deeply troubled and disappointed that the framework and intention to petition God for Jews to accept Jesus as Lord was kept intact. Alterations of language without change to the 1962 prayer’s conversionary intent amount to cosmetic revisions, while retaining the most troubling aspect for Jews… Still named the ‘Prayer for Conversion of the Jews,’ it is a major departure from the teachings and actions of Pope Paul VI, Pope John Paul II, and numerous authoritative Catholic documents, including Nostra Aetate.

That is, Foxman and company are furious that the illusion of a change in Church teaching on the relation of the Jewish people to Jesus Christ has proven to be just that. Nothing has changed. The Jewish people, no less than the other peoples of the earth, need Jesus Christ for salvation. That the Pope has reaffirmed this in 2008 completely destroys the argument that the Church abandoned this teaching in 1965 at Vatican II. Indeed, the head of the Italian Rabbinical Assembly, Giuseppe Laras, has declared a suspension of “dialogue” precisely because he sees the new prayer as “turn[ing] back the hands of the clock 43 years” (Corriere della Sera, 6 February 2008).

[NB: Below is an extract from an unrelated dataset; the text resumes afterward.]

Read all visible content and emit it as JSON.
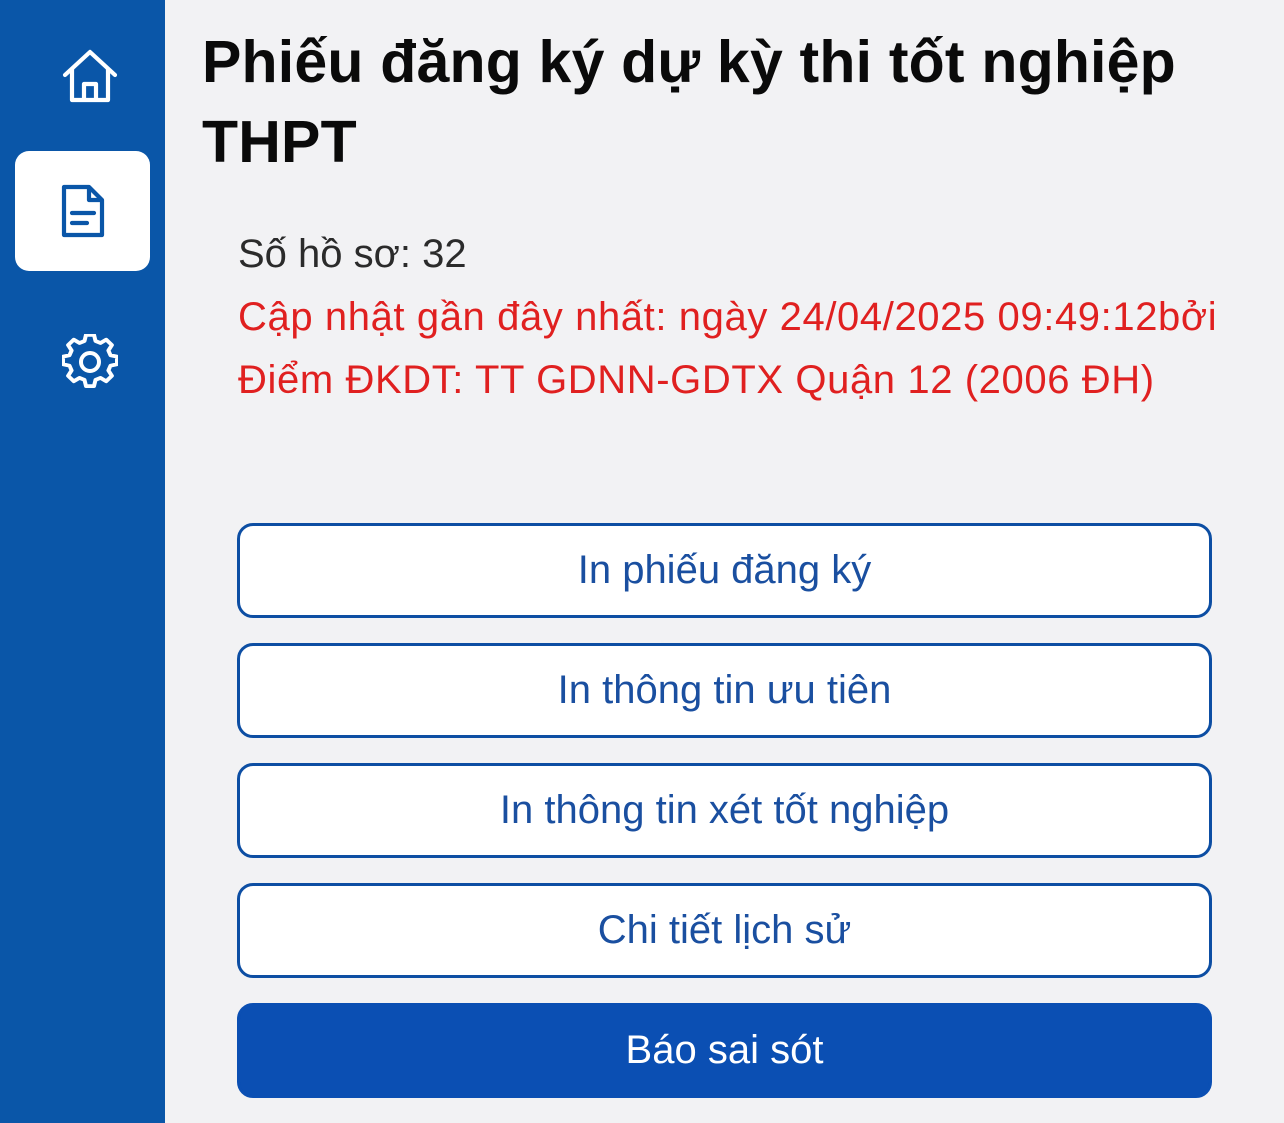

The international Rabbinical Assembly, at a just-concluded meeting in Washington, has adopted a resolution [watered down from the proposed resolution originally reported] expressing it is “dismayed and deeply disturbed” by the new prayer and asking the Vatican to “clarify” the meaning and “status” of the prayer. That is, the Assembly and other agitators, especially Foxman, hope to pressure the Pope to back away from the revised prayer with a “clarification” that neuters it.

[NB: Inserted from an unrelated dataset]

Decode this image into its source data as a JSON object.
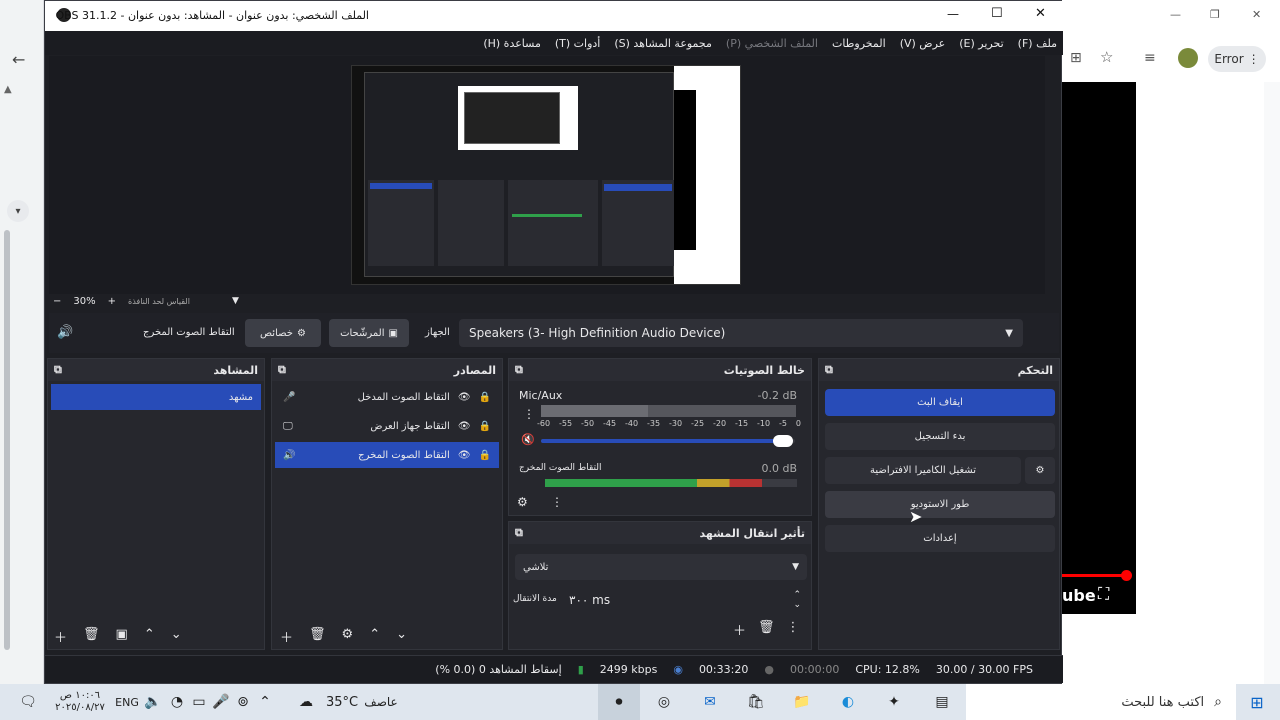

Catholics must not allow this to happen. Whatever one thinks of the prudence of his decision, the Holy Father has made a good faith effort to placate some of the Church’s Jewish critics, but they have shown themselves to be implacable. They want “dialogue” only on their terms: that the Pope abandon the loving call to the Jewish people to join the Catholic Church, wherein, as Saint Paul (the most renowned of Jewish converts) teaches, “there is neither Jew nor Greek, bond nor free… but all are one in Christ Jesus.”

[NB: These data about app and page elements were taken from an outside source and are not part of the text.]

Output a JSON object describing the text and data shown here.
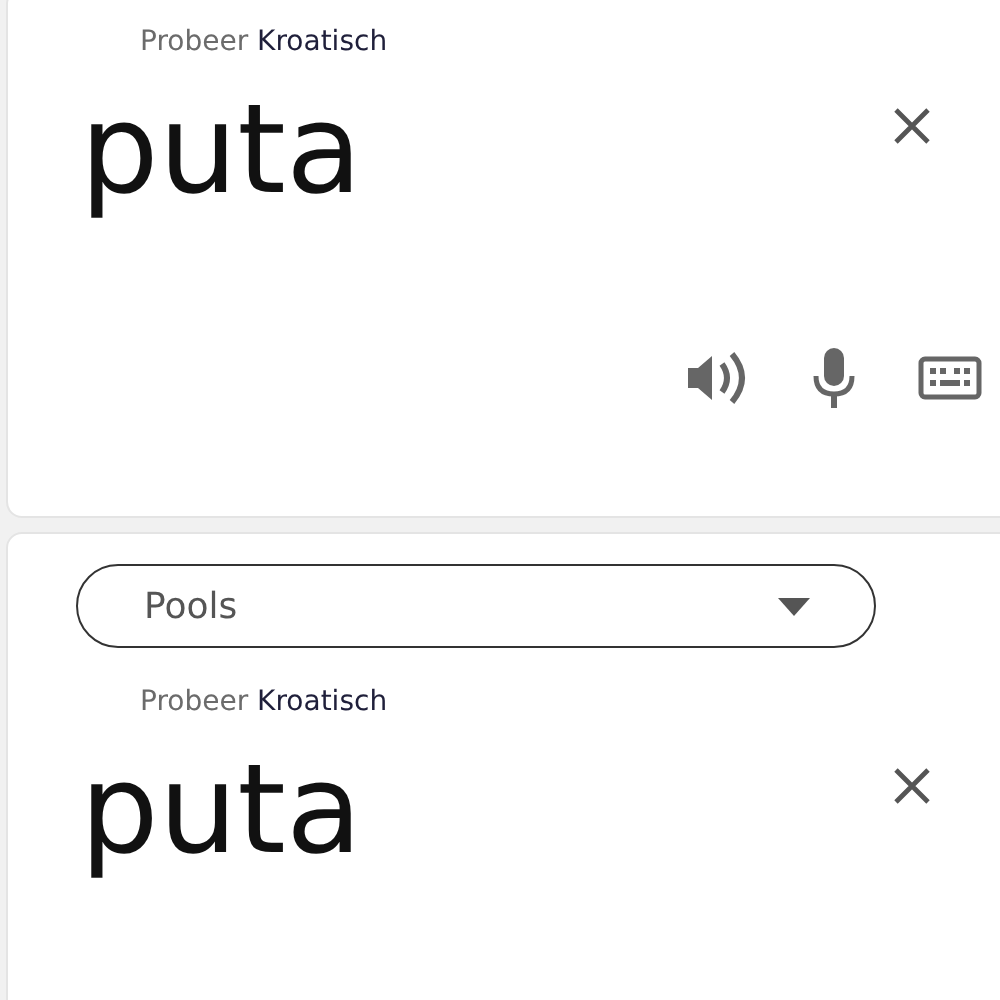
{
  "panels": [
    {
      "hint": {
        "prefix": "Probeer",
        "language": "Kroatisch"
      },
      "text": "puta",
      "tools": [
        {
          "kind": "speaker"
        },
        {
          "kind": "microphone"
        },
        {
          "kind": "keyboard"
        }
      ]
    },
    {
      "dropdown": {
        "value": "Pools"
      },
      "hint": {
        "prefix": "Probeer",
        "language": "Kroatisch"
      },
      "text": "puta"
    }
  ]
}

Meanwhile, press accounts note ominously that the Pope’s action “reignites old tensions” (USA Today) and “could set back Jewish-Catholic relations” (NY Times). The world’s hostile reaction to the new prayer reminds me of what Father Felix Sarda y Salvany observed in his classic little work Liberalism is a Sin: “Satan, bad as he is, is not a fool, and sees clearly where the flow falls with most effect…. What he most abhors and defames possesses an unimpeachable guaranty of its truth.”

Thus, even those Catholics who think the new prayer is an ill-advised concession to outside pressure should stand by the Pope against those who oppose it on grounds that it is contrary to “the spirit of Vatican II” — a “spirit” that Satan heartily approves.

At this moment, in keeping with the Message of Fatima, our Pope, who “will have much to suffer,” needs prayers (especially the Rosary) and a militant Catholic defense. Whether or not they like the new Good Friday prayer, I call upon all Catholics to defend the Holy Father in this time of trial. For should the Pope capitulate to the growing pressure now being applied to him and issue yet another version of the prayer or some “clarification” that really does abandon the call for the conversion of the Jews, we will bear part of the blame if we fail to stand by our elderly and rather retiring pontiff, who has been under sustained attack ever since he liberated the Latin Mass in July.Our Lady of Fatima, strengthen our Pope!